Figure 3

Short-patch co-repair frequencies are consistent with NER tracts.

(A) Schematic of the rosy locus used to recover tracts of hDNA. Boxes represent exons and filled regions denote coding sequences. Locations of mutants are indicated on the schematics and shown on the scale bar as colored diamonds. Markers used to map hDNA tracts are shown as lollipops on the scale bar (distances in base pairs, bp). See Materials and Methods for details. (B) Percentage of adjacent markers that are co-repaired and not co-repaired for different distances. Bars show the percentage in each class (gray, co-repaired; black, not co-repaired) for different ranges of distance between markers. The dotted line represents the expected frequency of co-repair if adjacent markers are repaired independently. The shortest distance class is within the range of NER excision tract size. (C) Frequency of repair of different mismatches in Msh6 and Xpc; Msh6 mutants. Bars represent percentage of each mismatch type that were repaired (gray) or unrepaired (black). Since DSBs likely occur at different, unknown sites, we cannot tell which of two possible mismatches was in the hDNA of the intermediate (though this can be inferred for trans hDNA in Xpc; Msh6 mutants). Msh6 data in (B) and (C) are from Radford et al. (2007b). NCOs that had full gene conversion with no unrepaired sites were not included, since these might arise through other mechanisms (see Figure S1); however, including these tracts did not change the outcome in either case. ***, P<0.0001; n.s., P>0.05 (two-sided Fisher's exact test).

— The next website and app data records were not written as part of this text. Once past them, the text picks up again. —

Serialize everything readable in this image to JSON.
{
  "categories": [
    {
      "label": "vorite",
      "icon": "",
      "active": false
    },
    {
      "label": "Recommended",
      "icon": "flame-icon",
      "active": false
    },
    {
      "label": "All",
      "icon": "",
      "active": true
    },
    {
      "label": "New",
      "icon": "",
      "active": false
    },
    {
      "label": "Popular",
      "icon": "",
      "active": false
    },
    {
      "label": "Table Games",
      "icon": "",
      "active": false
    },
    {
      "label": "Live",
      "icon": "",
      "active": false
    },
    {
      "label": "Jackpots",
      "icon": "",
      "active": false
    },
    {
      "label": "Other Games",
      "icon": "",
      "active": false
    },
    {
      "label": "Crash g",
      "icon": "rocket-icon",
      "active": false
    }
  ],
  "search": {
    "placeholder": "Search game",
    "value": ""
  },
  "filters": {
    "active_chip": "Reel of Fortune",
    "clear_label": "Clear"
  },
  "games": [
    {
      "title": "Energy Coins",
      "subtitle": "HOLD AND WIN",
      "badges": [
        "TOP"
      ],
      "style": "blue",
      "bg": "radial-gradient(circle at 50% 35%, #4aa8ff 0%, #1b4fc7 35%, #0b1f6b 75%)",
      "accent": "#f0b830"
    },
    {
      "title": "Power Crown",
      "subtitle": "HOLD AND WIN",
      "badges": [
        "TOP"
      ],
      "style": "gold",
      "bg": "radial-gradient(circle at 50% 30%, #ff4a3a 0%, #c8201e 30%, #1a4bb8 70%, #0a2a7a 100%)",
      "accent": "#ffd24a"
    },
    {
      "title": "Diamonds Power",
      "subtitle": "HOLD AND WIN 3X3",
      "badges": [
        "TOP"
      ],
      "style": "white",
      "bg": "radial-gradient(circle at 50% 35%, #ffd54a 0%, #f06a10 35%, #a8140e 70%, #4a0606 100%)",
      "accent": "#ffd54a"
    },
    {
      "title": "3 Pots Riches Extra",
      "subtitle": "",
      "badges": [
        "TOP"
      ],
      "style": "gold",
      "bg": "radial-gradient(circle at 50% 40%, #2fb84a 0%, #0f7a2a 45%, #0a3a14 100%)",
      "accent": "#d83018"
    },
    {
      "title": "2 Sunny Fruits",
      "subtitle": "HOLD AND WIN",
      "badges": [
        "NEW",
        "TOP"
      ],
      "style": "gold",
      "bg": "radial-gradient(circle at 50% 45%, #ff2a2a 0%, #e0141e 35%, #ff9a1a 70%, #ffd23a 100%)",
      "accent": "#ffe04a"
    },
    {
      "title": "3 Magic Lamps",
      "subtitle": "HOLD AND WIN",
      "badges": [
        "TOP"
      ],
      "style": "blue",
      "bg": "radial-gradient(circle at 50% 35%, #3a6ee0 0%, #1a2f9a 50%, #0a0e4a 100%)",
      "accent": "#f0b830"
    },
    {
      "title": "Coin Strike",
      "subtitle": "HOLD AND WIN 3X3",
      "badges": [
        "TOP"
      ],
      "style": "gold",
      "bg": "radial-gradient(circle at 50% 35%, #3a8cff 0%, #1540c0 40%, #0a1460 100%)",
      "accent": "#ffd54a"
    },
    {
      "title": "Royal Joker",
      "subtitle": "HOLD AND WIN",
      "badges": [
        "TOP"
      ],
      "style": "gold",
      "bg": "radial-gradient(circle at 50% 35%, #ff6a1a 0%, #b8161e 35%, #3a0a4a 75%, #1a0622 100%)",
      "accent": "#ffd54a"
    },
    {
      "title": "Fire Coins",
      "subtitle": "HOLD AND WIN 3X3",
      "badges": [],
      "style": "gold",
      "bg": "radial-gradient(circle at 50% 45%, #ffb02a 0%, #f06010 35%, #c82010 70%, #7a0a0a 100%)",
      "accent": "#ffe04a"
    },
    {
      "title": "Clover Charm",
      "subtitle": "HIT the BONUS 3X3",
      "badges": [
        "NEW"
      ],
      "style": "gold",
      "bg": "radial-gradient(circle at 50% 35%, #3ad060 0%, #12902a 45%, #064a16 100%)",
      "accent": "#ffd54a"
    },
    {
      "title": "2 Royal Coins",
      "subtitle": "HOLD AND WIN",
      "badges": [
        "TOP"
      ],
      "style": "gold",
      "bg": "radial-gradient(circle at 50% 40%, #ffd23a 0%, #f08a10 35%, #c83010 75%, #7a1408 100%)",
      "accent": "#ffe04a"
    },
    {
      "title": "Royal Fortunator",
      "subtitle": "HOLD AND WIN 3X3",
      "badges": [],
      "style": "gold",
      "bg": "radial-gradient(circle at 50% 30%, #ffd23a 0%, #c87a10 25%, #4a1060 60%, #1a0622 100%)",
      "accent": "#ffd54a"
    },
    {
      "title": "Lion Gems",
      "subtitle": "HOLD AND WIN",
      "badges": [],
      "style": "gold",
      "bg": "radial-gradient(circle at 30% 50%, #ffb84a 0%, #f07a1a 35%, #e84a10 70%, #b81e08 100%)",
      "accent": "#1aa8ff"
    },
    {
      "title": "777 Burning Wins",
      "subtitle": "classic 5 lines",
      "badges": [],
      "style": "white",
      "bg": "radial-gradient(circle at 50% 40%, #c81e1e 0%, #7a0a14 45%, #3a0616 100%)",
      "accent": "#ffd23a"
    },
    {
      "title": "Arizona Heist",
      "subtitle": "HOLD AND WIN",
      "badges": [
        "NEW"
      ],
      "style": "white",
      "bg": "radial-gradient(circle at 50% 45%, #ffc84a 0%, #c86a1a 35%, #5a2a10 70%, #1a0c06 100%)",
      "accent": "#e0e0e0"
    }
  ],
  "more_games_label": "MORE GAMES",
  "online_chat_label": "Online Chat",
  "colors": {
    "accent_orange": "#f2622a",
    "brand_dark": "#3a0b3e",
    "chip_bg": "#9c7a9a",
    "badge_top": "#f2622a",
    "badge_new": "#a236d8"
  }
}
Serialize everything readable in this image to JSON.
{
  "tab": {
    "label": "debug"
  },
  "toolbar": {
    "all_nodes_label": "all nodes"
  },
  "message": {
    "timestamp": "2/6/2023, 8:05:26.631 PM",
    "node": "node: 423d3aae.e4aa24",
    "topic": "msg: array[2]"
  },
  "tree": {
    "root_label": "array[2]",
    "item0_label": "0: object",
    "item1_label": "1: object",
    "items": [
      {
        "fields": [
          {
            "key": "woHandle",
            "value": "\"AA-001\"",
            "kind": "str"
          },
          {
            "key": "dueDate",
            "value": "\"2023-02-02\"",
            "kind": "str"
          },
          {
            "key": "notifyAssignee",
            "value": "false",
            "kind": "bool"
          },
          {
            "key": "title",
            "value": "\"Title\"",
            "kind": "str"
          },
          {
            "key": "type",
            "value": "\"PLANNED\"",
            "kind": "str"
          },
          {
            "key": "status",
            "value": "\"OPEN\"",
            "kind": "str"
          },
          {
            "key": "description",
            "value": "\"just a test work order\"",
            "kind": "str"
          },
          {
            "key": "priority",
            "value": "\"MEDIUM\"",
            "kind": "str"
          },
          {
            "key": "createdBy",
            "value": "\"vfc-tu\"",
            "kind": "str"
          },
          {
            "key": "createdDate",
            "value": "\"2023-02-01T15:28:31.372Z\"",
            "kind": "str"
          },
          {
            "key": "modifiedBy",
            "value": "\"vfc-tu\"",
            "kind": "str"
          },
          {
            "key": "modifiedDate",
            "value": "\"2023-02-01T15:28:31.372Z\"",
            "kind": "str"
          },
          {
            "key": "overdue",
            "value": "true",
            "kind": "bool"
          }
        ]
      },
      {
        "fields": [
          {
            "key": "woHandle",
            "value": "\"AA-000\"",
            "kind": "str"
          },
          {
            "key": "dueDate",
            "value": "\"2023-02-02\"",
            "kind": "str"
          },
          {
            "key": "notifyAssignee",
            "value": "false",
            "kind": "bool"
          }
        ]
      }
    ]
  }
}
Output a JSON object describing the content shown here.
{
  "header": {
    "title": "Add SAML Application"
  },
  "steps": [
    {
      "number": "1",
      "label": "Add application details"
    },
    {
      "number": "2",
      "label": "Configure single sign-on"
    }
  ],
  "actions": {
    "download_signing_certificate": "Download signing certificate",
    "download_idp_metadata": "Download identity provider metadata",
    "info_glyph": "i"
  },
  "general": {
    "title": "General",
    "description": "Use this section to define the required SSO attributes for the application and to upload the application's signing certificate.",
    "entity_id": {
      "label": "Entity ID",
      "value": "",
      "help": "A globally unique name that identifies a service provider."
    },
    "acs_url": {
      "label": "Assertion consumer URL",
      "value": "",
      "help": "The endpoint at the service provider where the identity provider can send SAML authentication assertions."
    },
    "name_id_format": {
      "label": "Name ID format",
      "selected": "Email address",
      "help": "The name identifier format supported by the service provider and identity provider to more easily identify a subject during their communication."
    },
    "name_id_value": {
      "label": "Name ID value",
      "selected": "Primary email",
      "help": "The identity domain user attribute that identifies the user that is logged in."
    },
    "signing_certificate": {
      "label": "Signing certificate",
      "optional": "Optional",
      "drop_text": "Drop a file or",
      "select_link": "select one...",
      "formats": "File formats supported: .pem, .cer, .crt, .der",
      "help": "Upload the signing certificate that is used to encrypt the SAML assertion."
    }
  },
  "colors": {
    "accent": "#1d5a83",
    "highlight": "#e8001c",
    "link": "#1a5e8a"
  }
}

Figure 3

doi: https://doi.org/10.1371/journal.pgen.1004583.g003